EXERCISE DATA =>
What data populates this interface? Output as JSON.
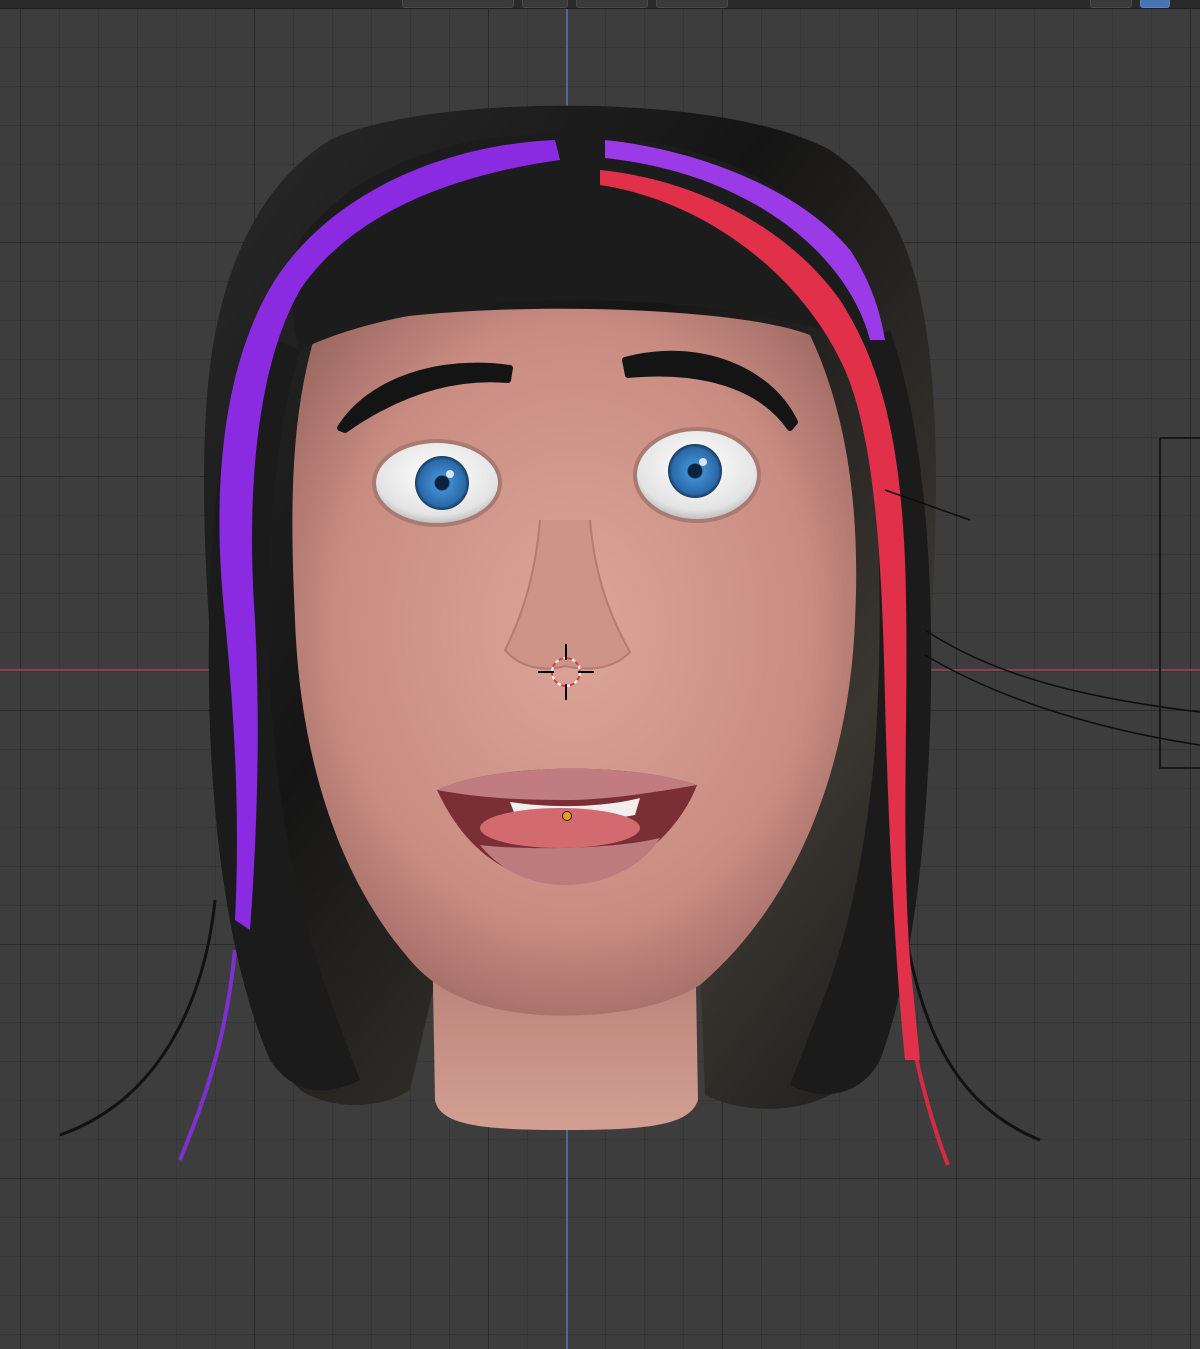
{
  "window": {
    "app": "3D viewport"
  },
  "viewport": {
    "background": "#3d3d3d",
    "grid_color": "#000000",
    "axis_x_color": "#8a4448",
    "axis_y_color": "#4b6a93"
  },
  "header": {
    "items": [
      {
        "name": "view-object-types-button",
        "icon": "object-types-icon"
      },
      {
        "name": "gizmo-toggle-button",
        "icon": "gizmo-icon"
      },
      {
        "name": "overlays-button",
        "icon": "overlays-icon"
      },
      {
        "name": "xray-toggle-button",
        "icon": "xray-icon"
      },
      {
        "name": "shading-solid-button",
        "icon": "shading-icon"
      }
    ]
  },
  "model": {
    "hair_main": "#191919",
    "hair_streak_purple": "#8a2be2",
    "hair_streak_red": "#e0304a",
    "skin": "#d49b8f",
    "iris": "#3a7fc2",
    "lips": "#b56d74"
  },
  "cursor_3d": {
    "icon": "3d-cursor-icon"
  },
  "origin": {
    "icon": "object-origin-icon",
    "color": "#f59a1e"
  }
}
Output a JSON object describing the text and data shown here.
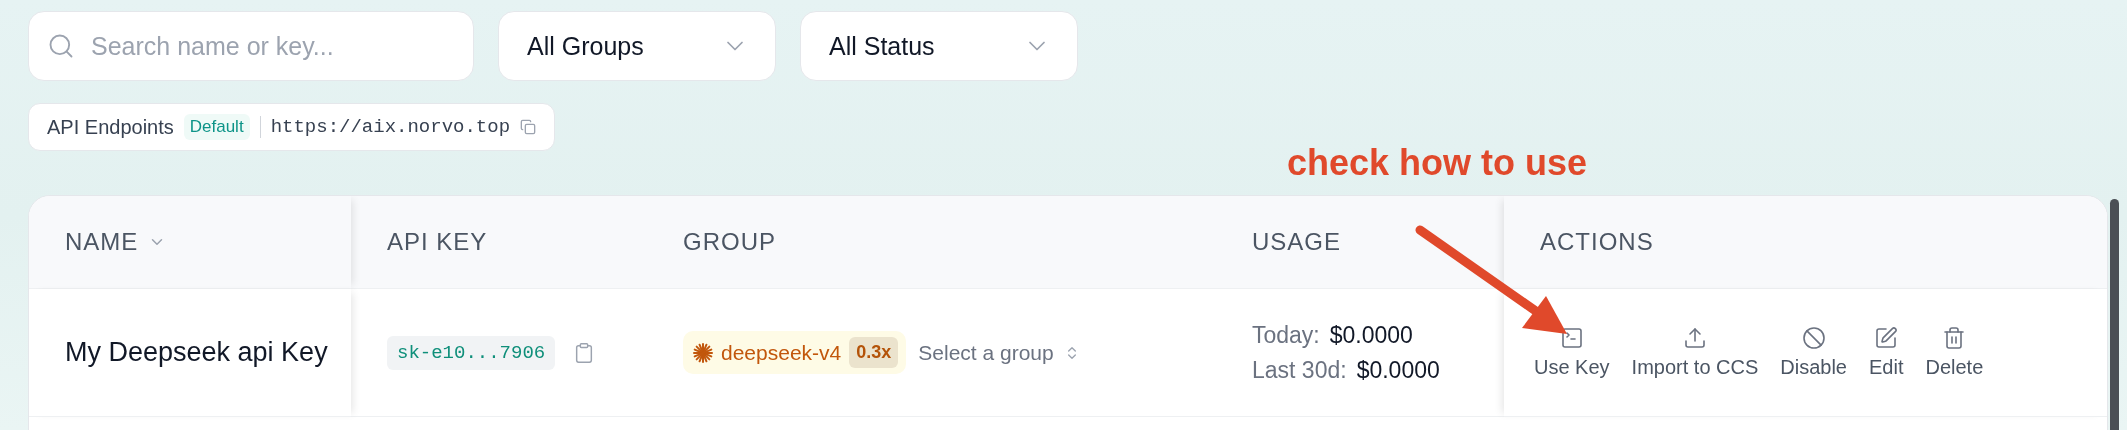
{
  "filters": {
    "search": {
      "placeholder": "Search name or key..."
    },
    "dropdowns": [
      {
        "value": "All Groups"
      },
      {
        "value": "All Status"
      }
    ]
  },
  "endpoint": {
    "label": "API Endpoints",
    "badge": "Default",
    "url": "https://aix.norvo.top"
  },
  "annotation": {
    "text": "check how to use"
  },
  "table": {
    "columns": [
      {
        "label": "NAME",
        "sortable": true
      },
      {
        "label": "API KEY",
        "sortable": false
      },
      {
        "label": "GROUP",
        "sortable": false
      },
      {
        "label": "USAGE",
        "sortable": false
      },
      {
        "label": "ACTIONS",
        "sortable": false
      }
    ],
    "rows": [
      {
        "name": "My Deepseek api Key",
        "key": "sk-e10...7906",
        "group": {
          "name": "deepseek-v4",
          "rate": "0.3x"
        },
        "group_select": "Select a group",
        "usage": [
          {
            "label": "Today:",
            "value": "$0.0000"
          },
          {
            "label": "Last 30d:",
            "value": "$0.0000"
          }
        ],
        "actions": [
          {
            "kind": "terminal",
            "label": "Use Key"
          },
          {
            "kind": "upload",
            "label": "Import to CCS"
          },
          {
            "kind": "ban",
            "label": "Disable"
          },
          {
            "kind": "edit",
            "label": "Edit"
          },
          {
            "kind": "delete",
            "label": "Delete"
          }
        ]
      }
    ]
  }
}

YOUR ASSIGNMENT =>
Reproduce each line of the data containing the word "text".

ANSWER TO THIS PROBLEM =>
Output a JSON object describing the text and data shown here.
    "text": "check how to use"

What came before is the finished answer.